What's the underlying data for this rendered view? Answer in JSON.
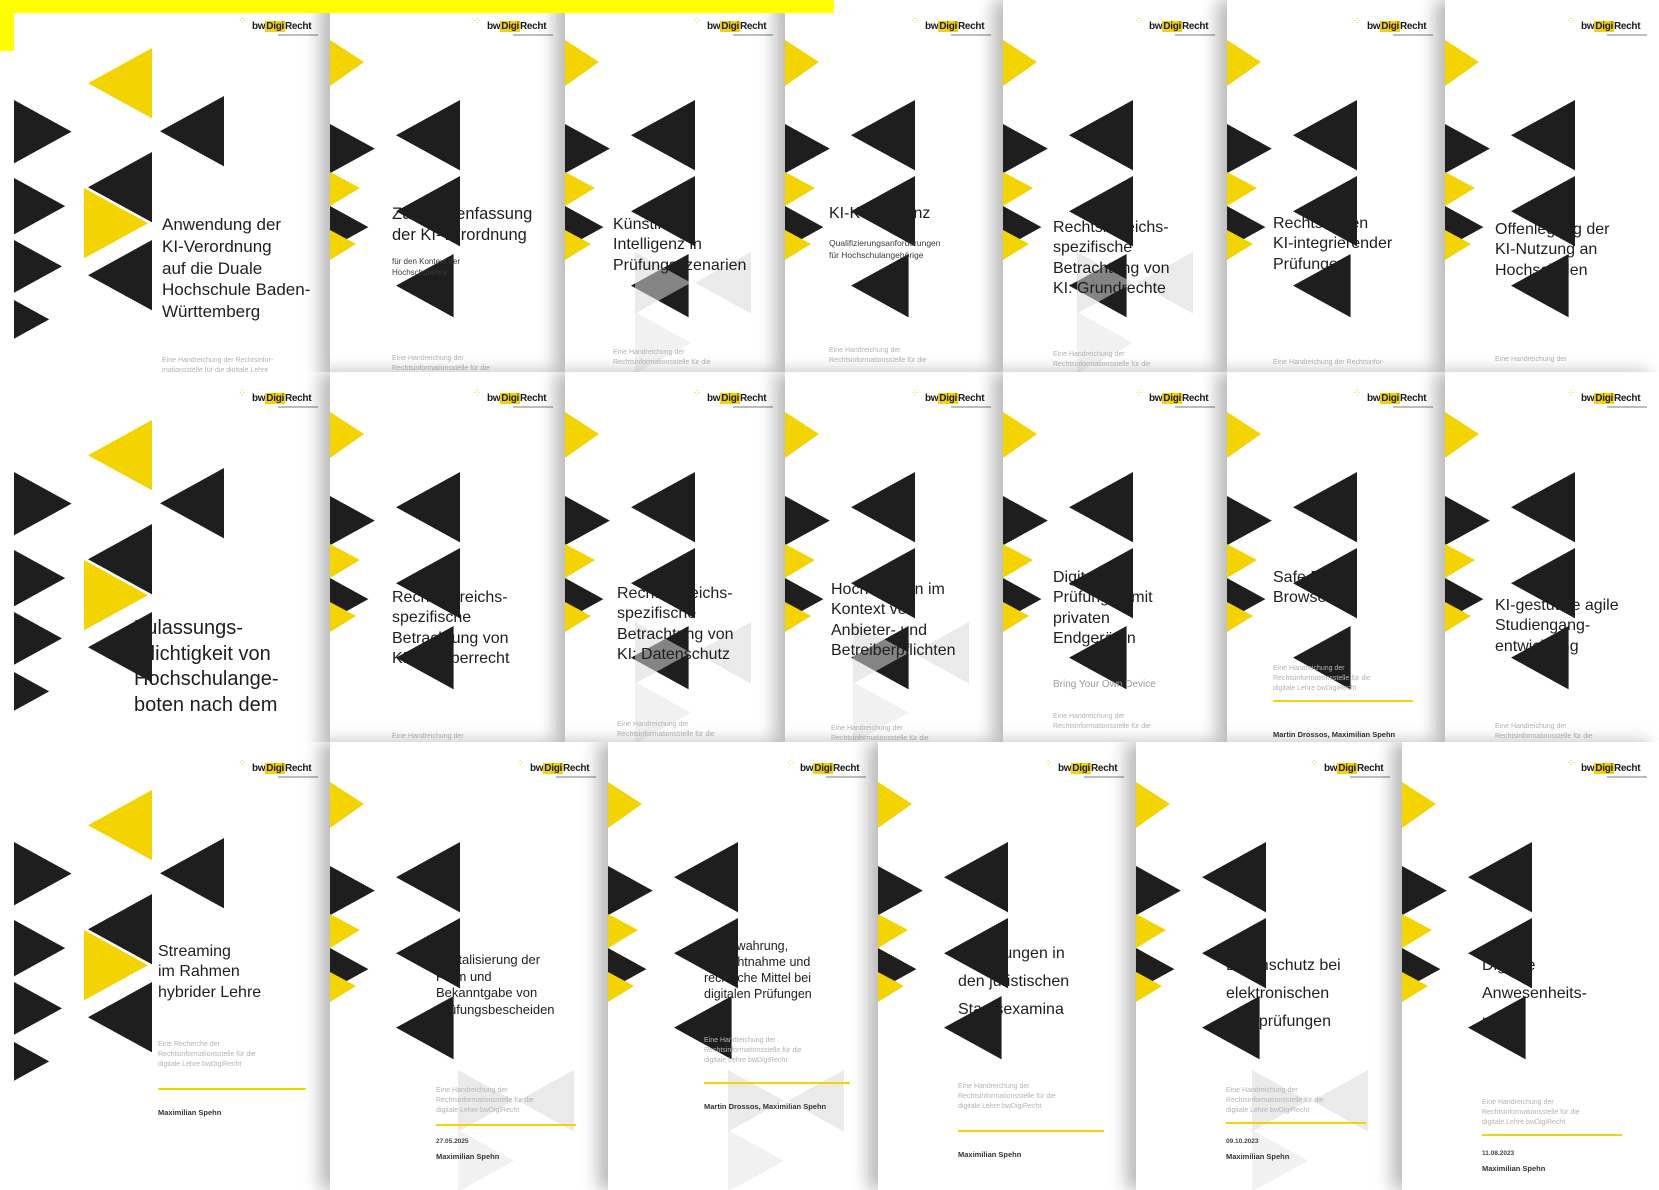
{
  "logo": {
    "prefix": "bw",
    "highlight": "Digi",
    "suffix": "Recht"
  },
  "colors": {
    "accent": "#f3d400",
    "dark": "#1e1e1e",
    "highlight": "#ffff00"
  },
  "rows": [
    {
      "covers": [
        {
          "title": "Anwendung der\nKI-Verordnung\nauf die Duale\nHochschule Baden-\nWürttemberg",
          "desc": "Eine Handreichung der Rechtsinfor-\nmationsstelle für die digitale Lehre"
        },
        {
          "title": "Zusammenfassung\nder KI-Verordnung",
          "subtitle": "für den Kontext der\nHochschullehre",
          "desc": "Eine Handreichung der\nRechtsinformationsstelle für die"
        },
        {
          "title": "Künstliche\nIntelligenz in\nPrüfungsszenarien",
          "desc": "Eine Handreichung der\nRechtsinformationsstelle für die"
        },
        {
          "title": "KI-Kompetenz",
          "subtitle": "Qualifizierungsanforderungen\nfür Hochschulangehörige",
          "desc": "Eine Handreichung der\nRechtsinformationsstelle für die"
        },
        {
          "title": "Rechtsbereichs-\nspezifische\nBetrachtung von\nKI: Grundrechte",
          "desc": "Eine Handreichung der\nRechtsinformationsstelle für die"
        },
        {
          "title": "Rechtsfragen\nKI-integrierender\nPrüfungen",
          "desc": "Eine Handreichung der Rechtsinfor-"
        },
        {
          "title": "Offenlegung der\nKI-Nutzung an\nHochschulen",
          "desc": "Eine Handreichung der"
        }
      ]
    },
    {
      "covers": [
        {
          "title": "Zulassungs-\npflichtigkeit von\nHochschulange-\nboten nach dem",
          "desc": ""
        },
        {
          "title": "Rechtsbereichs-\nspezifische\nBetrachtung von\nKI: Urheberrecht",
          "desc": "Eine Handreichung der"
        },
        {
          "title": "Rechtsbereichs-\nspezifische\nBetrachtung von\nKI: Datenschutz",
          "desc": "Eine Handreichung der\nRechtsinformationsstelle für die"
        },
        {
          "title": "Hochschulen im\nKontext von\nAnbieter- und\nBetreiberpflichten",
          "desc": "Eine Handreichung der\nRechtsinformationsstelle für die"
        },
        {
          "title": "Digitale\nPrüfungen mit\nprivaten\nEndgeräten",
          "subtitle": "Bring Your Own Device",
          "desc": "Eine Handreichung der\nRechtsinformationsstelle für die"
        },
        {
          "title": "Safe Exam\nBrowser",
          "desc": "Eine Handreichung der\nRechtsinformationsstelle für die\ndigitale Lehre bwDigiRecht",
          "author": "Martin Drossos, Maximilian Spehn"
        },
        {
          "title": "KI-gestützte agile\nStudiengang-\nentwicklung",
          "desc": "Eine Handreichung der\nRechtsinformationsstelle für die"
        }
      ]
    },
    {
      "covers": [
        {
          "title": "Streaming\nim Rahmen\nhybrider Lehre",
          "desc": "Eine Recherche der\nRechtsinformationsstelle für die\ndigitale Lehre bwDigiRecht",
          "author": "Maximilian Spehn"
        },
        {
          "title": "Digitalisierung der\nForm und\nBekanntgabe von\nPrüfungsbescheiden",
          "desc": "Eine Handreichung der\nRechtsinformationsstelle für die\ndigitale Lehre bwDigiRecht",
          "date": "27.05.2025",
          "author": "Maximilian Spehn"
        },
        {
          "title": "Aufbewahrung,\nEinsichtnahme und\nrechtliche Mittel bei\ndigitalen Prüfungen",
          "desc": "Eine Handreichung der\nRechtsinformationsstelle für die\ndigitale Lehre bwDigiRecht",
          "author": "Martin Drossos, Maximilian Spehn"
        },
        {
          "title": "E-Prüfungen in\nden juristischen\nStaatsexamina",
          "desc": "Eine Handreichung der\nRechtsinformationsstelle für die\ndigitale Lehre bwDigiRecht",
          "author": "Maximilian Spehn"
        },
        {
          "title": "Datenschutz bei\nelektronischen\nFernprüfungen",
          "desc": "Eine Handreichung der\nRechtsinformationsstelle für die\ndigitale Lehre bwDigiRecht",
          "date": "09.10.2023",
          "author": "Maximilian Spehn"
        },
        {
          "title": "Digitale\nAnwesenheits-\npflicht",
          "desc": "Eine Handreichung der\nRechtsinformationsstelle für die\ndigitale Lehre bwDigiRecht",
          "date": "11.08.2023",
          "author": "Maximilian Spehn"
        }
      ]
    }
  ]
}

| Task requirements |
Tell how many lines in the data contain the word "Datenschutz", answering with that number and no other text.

| Response to this exercise |
2